Nikki Troxclair joined UNLV as the associate vice president of university communications, overseeing the editorial, web communications, and creative services units for UNLV. Her 18-year career has included positions with an engineering firm and a nationally known health care system. Her most recent higher education positions were with the University of South Carolina system and Georgia Institute of Technology.
Like many others who have joined UNLV in the last year, I believe the university is at a pivotal and exciting time in its history. From Top Tier and the School of Medicine to the presidential debate and Trop 42 land purchase, it’s an amazing time. This level of growth and initiatives taking place, all at the same time, is truly unparalleled compared to peer institutions.
Where did you grow up?
St. Paul, Minnesota
What inspired you to get into your field?
I remember, at a very young age, opening the morning paper and watching early newscasts such as the Today Show before heading off to school. I was truly fascinated by what was happening in the world — you could definitely say that I was a very precocious and curious child. I questioned everything, much to the dismay of my parents. The question “Why?” was more than a common occurrence in my household.
I believe this guided me throughout my studies and led me to major in journalism and public relations at the University of Minnesota. After I began my career in public relations, I naturally gravitated to other communications areas and moved into marketing-focused roles.
Now, nearly 20 years later, I continue to be inspired. It’s a great feeling when you can experience, first-hand, how positive communications efforts can change lives. I was fortunate to work on a few national marketing and public relations campaigns focused on the health of children — it was great to see the real-life results and outcomes — knowing that our efforts may have saved lives.
What’s the biggest challenge in your field?
Marketing and communications is always fast-paced. Couple this with ever-changing communication technologies and you have an environment that is always evolving.

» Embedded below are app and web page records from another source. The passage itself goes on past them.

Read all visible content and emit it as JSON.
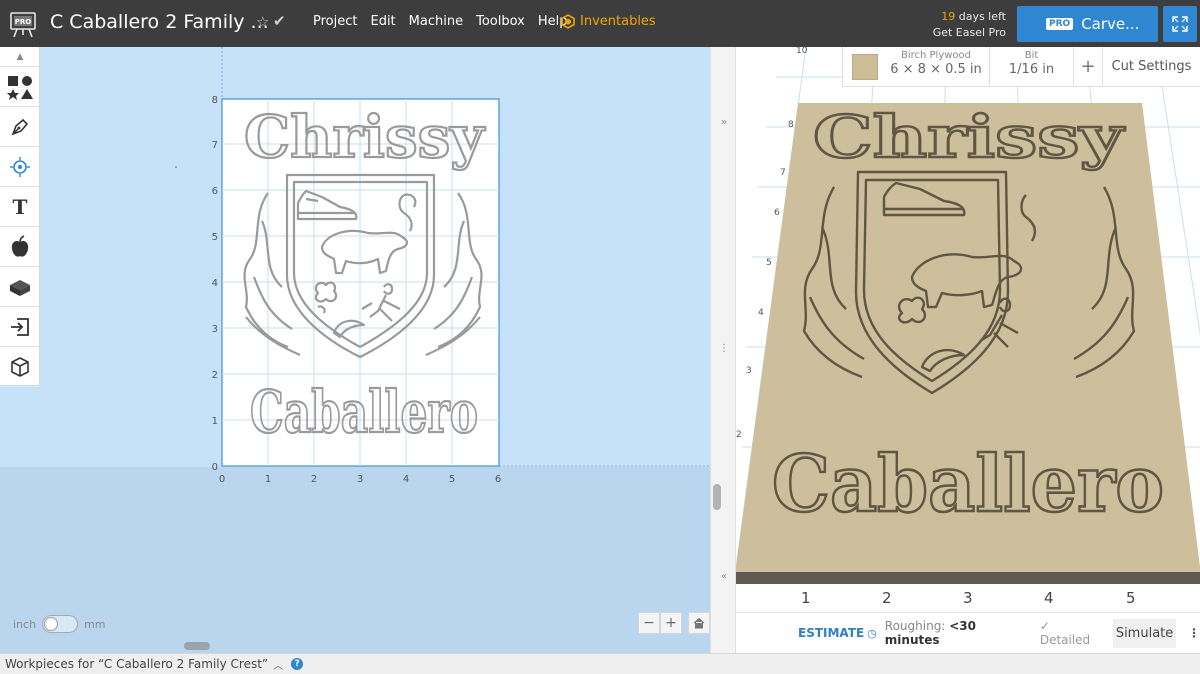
{
  "header": {
    "doc_title": "C Caballero 2 Family ...",
    "menu": [
      "Project",
      "Edit",
      "Machine",
      "Toolbox",
      "Help"
    ],
    "inventables": "Inventables",
    "trial_days": "19",
    "trial_days_suffix": " days left",
    "trial_cta": "Get Easel Pro",
    "pro_badge": "PRO",
    "carve_label": "Carve...",
    "logo_text": "PRO"
  },
  "design": {
    "y_ticks": [
      "0",
      "1",
      "2",
      "3",
      "4",
      "5",
      "6",
      "7",
      "8"
    ],
    "x_ticks": [
      "0",
      "1",
      "2",
      "3",
      "4",
      "5",
      "6"
    ],
    "text_top": "Chrissy",
    "text_bottom": "Caballero",
    "unit_left": "inch",
    "unit_right": "mm",
    "zoom_out": "−",
    "zoom_in": "+"
  },
  "preview": {
    "material_name": "Birch Plywood",
    "material_size": "6 × 8 × 0.5 in",
    "bit_label": "Bit",
    "bit_size": "1/16 in",
    "add": "+",
    "cut_settings": "Cut Settings",
    "top_axis_tick": "10",
    "side_ticks": [
      "8",
      "7",
      "6",
      "5",
      "4",
      "3",
      "2"
    ],
    "x_ticks": [
      "1",
      "2",
      "3",
      "4",
      "5"
    ],
    "text_top": "Chrissy",
    "text_bottom": "Caballero",
    "estimate": "ESTIMATE",
    "roughing_label": "Roughing:",
    "roughing_value": "<30 minutes",
    "detailed": "Detailed",
    "simulate": "Simulate",
    "more": "⋮"
  },
  "status": {
    "workpieces": "Workpieces for “C Caballero 2 Family Crest”",
    "help": "?"
  },
  "colors": {
    "topbar": "#3d3d3d",
    "accent_blue": "#2f86d1",
    "accent_orange": "#f0a30a",
    "canvas_bg": "#c6e2f8",
    "wood": "#cdbf9b"
  }
}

Proudest moment in your life?
There are a few moments I’m fairly proud of both professional and personally. Professionally, joining UNLV is certainly a highlight and was the next step in my career. And, even though it was well over a decade ago, I was elected the state chapter president for a professional marketing association in Minnesota. At the time, I was the youngest person to ever hold the position in the organization’s national history.
Of course, I can only hope that I continue to add to the list.
One tip for success
I think there are a few things I’ve learned from my mentors throughout my career: Be genuine, approachable, and flexible. Of course, listening is a key component to being successful.
I would be remiss if I didn’t say that being willing to take on challenging roles and new experiences is very important. Throughout my career I’ve had many hands-on jobs in marketing and communications from public relations, web development, graphic design, photography, and advertising. Being open to these different experiences has allowed me to become well rounded while providing a good foundation. It has added to my ability to create complex strategic plans while having an understanding of the specific work and time it takes to complete those initiatives.
What would people be surprised to know about you?
Growing up in Minnesota, I learned how to ice skate before I learned to walk. In fact, I was a competitive figure skater for 15 years. The most difficult jump I ever landed was a triple salchow.
On the professional side, I am a LEED AP (Leadership in Energy and Environmental Design Accredited Professional) via the United States Green Building Council. I was employed with a mechanical and electrical engineering firm and oversaw the organization’s marketing and business development. We were trying to increase our portfolio of LEED-certified projects and encouraged our engineers to become accredited as it would benefit our business development efforts and project certification. I happened to be joking with the president of the firm regarding the importance of the marketing director knowing more about the process — since I was writing business proposals and building AEC teams for our projects. He challenged me to study and take the test. I am happy to report that I passed on my first attempt — something a few engineers in our firm couldn’t say.
Who was your favorite professor or teacher and why?
A former supervisor who became my mentor. After college, she started her career in customer service, not marketing or communications, for one of the world’s largest airlines. She worked her way up in the organization, ultimately becoming the vice president of global marketing. Listening to her stories and life lessons has instilled in me a sense of motivation and humility, if that makes sense. She has shown me how having a bit of tenacity, a sense of humor, and a positive outlook can take you far in life. I try to reflect those traits in my leadership style.
Who is your hero?
I’m fortunate to say that I have a few heroes in my life. I have a soft spot for those who serve and protect our country each and every day. My grandfather was one of the original Darby’s Rangers in World War II and lived through some of the toughest battles fought at that time. Very humble, he would only share a few stories when I was younger. It was only when I was older that I learned more about the Rangers’ significance in a number of history books — further realizing what he lived through and their significance in history. Because of my own research, coupled with hearing first-hand accounts from WWII veterans and current active duty soldiers, I developed a further appreciation for him and his beliefs. Funny enough, his connection to this important group in WWII led to some important milestones in my own life.
Pastime or hobbies?
My pastimes and hobbies have certainly evolved since having children 10 years ago. I used to attend a number of concerts and enjoyed many outdoor activities such as running, hiking, and golf. Now, if I’m lucky, a good book and listening to Van Morrison is nice way to decompress.